* **Dataset entries**:
*** Begin section ***

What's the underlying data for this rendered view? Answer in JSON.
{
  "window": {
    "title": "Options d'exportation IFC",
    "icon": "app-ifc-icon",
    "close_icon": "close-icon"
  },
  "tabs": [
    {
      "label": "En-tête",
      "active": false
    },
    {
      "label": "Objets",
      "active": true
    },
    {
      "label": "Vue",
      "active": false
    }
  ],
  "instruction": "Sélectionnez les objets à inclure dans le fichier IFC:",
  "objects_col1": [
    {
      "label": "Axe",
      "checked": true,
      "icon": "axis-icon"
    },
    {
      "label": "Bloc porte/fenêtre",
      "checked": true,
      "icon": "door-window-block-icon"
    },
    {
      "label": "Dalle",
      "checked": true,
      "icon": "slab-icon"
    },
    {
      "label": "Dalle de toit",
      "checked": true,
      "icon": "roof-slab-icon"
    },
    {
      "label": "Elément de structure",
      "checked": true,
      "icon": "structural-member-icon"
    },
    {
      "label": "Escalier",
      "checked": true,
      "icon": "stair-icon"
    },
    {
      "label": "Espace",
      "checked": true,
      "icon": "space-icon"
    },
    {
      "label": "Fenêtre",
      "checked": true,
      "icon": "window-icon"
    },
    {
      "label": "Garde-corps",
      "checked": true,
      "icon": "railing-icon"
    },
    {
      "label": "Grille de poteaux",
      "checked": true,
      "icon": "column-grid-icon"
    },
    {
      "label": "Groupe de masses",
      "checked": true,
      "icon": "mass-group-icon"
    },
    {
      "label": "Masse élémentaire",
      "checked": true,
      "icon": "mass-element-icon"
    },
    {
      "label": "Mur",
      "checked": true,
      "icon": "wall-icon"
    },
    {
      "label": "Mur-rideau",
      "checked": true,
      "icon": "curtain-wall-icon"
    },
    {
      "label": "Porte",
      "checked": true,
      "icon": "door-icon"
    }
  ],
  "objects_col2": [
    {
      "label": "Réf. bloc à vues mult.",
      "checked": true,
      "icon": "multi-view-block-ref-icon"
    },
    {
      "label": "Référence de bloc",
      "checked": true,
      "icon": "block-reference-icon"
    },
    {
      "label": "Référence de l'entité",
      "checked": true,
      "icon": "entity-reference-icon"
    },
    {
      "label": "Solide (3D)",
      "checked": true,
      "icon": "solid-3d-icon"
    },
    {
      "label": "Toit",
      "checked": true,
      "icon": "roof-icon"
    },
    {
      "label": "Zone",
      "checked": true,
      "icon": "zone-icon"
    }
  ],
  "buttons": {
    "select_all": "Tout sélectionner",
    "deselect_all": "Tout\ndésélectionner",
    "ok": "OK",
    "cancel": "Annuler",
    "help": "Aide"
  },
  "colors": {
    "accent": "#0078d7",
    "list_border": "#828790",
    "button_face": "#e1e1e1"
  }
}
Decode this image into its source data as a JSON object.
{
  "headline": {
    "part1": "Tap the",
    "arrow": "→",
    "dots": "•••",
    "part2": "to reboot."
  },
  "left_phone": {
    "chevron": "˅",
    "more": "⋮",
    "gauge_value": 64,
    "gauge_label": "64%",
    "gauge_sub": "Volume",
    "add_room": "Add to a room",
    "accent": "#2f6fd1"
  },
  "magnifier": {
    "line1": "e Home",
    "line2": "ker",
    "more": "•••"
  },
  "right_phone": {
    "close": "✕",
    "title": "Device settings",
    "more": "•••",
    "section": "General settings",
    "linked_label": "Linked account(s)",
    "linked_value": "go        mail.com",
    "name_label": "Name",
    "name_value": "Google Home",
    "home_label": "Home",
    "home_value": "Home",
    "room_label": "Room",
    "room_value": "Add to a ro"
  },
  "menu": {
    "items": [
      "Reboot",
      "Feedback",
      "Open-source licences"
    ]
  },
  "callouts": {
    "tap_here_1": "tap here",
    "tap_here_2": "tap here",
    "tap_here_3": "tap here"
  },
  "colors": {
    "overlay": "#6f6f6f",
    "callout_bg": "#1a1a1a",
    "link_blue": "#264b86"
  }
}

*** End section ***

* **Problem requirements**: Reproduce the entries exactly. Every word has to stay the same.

* **Answer below**:
What's the underlying data for this rendered view? Answer in JSON.
{
  "window": {
    "title": "Options d'exportation IFC",
    "icon": "app-ifc-icon",
    "close_icon": "close-icon"
  },
  "tabs": [
    {
      "label": "En-tête",
      "active": false
    },
    {
      "label": "Objets",
      "active": true
    },
    {
      "label": "Vue",
      "active": false
    }
  ],
  "instruction": "Sélectionnez les objets à inclure dans le fichier IFC:",
  "objects_col1": [
    {
      "label": "Axe",
      "checked": true,
      "icon": "axis-icon"
    },
    {
      "label": "Bloc porte/fenêtre",
      "checked": true,
      "icon": "door-window-block-icon"
    },
    {
      "label": "Dalle",
      "checked": true,
      "icon": "slab-icon"
    },
    {
      "label": "Dalle de toit",
      "checked": true,
      "icon": "roof-slab-icon"
    },
    {
      "label": "Elément de structure",
      "checked": true,
      "icon": "structural-member-icon"
    },
    {
      "label": "Escalier",
      "checked": true,
      "icon": "stair-icon"
    },
    {
      "label": "Espace",
      "checked": true,
      "icon": "space-icon"
    },
    {
      "label": "Fenêtre",
      "checked": true,
      "icon": "window-icon"
    },
    {
      "label": "Garde-corps",
      "checked": true,
      "icon": "railing-icon"
    },
    {
      "label": "Grille de poteaux",
      "checked": true,
      "icon": "column-grid-icon"
    },
    {
      "label": "Groupe de masses",
      "checked": true,
      "icon": "mass-group-icon"
    },
    {
      "label": "Masse élémentaire",
      "checked": true,
      "icon": "mass-element-icon"
    },
    {
      "label": "Mur",
      "checked": true,
      "icon": "wall-icon"
    },
    {
      "label": "Mur-rideau",
      "checked": true,
      "icon": "curtain-wall-icon"
    },
    {
      "label": "Porte",
      "checked": true,
      "icon": "door-icon"
    }
  ],
  "objects_col2": [
    {
      "label": "Réf. bloc à vues mult.",
      "checked": true,
      "icon": "multi-view-block-ref-icon"
    },
    {
      "label": "Référence de bloc",
      "checked": true,
      "icon": "block-reference-icon"
    },
    {
      "label": "Référence de l'entité",
      "checked": true,
      "icon": "entity-reference-icon"
    },
    {
      "label": "Solide (3D)",
      "checked": true,
      "icon": "solid-3d-icon"
    },
    {
      "label": "Toit",
      "checked": true,
      "icon": "roof-icon"
    },
    {
      "label": "Zone",
      "checked": true,
      "icon": "zone-icon"
    }
  ],
  "buttons": {
    "select_all": "Tout sélectionner",
    "deselect_all": "Tout\ndésélectionner",
    "ok": "OK",
    "cancel": "Annuler",
    "help": "Aide"
  },
  "colors": {
    "accent": "#0078d7",
    "list_border": "#828790",
    "button_face": "#e1e1e1"
  }
}
Decode this image into its source data as a JSON object.
{
  "headline": {
    "part1": "Tap the",
    "arrow": "→",
    "dots": "•••",
    "part2": "to reboot."
  },
  "left_phone": {
    "chevron": "˅",
    "more": "⋮",
    "gauge_value": 64,
    "gauge_label": "64%",
    "gauge_sub": "Volume",
    "add_room": "Add to a room",
    "accent": "#2f6fd1"
  },
  "magnifier": {
    "line1": "e Home",
    "line2": "ker",
    "more": "•••"
  },
  "right_phone": {
    "close": "✕",
    "title": "Device settings",
    "more": "•••",
    "section": "General settings",
    "linked_label": "Linked account(s)",
    "linked_value": "go        mail.com",
    "name_label": "Name",
    "name_value": "Google Home",
    "home_label": "Home",
    "home_value": "Home",
    "room_label": "Room",
    "room_value": "Add to a ro"
  },
  "menu": {
    "items": [
      "Reboot",
      "Feedback",
      "Open-source licences"
    ]
  },
  "callouts": {
    "tap_here_1": "tap here",
    "tap_here_2": "tap here",
    "tap_here_3": "tap here"
  },
  "colors": {
    "overlay": "#6f6f6f",
    "callout_bg": "#1a1a1a",
    "link_blue": "#264b86"
  }
}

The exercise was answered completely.